* **DATA UNDER STUDY**:
━━━━━━━━━━━━━━━━
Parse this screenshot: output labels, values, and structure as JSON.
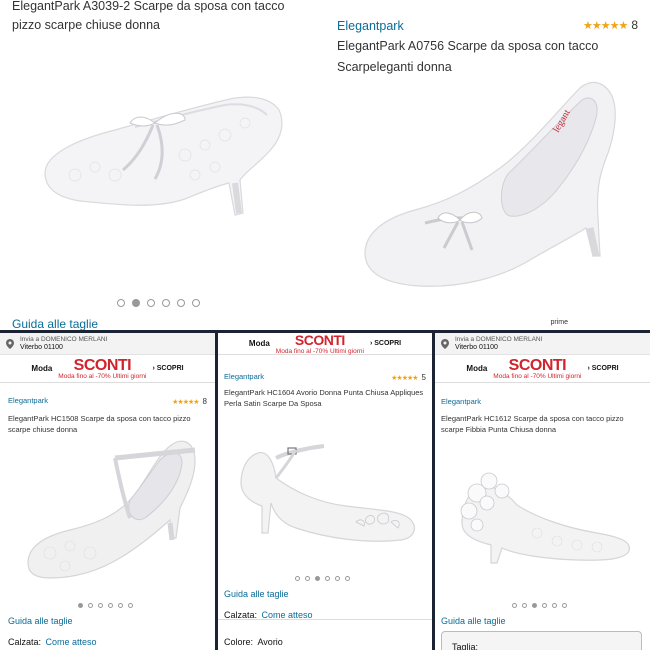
{
  "top_left": {
    "title": "ElegantPark A3039-2 Scarpe da sposa con tacco pizzo scarpe chiuse donna",
    "guide_link": "Guida alle taglie",
    "carousel": {
      "count": 6,
      "active": 1
    }
  },
  "top_right": {
    "brand": "Elegantpark",
    "stars": "★★★★★",
    "rating_count": "8",
    "title": "ElegantPark A0756 Scarpe da sposa con tacco Scarpeleganti donna",
    "prime_badge": "prime"
  },
  "promo": {
    "deliver_to": "Invia a DOMENICO MERLANI",
    "city": "Viterbo 01100",
    "moda": "Moda",
    "sconti": "SCONTI",
    "moda_sub": "Moda fino al -70% Ultimi giorni",
    "scopri": "› SCOPRI"
  },
  "panels": [
    {
      "brand": "Elegantpark",
      "stars": "★★★★★",
      "rating_count": "8",
      "title": "ElegantPark HC1508 Scarpe da sposa con tacco pizzo scarpe chiuse donna",
      "guide_link": "Guida alle taglie",
      "attr_label": "Calzata:",
      "attr_value": "Come atteso"
    },
    {
      "brand": "Elegantpark",
      "stars": "★★★★★",
      "rating_count": "5",
      "title": "ElegantPark HC1604 Avorio Donna Punta Chiusa Appliques Perla Satin Scarpe Da Sposa",
      "guide_link": "Guida alle taglie",
      "attr_label": "Calzata:",
      "attr_value": "Come atteso",
      "color_label": "Colore:",
      "color_value": "Avorio"
    },
    {
      "brand": "Elegantpark",
      "title": "ElegantPark HC1612 Scarpe da sposa con tacco pizzo scarpe Fibbia Punta Chiusa donna",
      "guide_link": "Guida alle taglie",
      "size_label": "Taglia:"
    }
  ]
}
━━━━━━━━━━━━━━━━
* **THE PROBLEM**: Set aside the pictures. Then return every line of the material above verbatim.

* **RESULT OF THIS TASK**:
Parse this screenshot: output labels, values, and structure as JSON.
{
  "top_left": {
    "title": "ElegantPark A3039-2 Scarpe da sposa con tacco pizzo scarpe chiuse donna",
    "guide_link": "Guida alle taglie",
    "carousel": {
      "count": 6,
      "active": 1
    }
  },
  "top_right": {
    "brand": "Elegantpark",
    "stars": "★★★★★",
    "rating_count": "8",
    "title": "ElegantPark A0756 Scarpe da sposa con tacco Scarpeleganti donna",
    "prime_badge": "prime"
  },
  "promo": {
    "deliver_to": "Invia a DOMENICO MERLANI",
    "city": "Viterbo 01100",
    "moda": "Moda",
    "sconti": "SCONTI",
    "moda_sub": "Moda fino al -70% Ultimi giorni",
    "scopri": "› SCOPRI"
  },
  "panels": [
    {
      "brand": "Elegantpark",
      "stars": "★★★★★",
      "rating_count": "8",
      "title": "ElegantPark HC1508 Scarpe da sposa con tacco pizzo scarpe chiuse donna",
      "guide_link": "Guida alle taglie",
      "attr_label": "Calzata:",
      "attr_value": "Come atteso"
    },
    {
      "brand": "Elegantpark",
      "stars": "★★★★★",
      "rating_count": "5",
      "title": "ElegantPark HC1604 Avorio Donna Punta Chiusa Appliques Perla Satin Scarpe Da Sposa",
      "guide_link": "Guida alle taglie",
      "attr_label": "Calzata:",
      "attr_value": "Come atteso",
      "color_label": "Colore:",
      "color_value": "Avorio"
    },
    {
      "brand": "Elegantpark",
      "title": "ElegantPark HC1612 Scarpe da sposa con tacco pizzo scarpe Fibbia Punta Chiusa donna",
      "guide_link": "Guida alle taglie",
      "size_label": "Taglia:"
    }
  ]
}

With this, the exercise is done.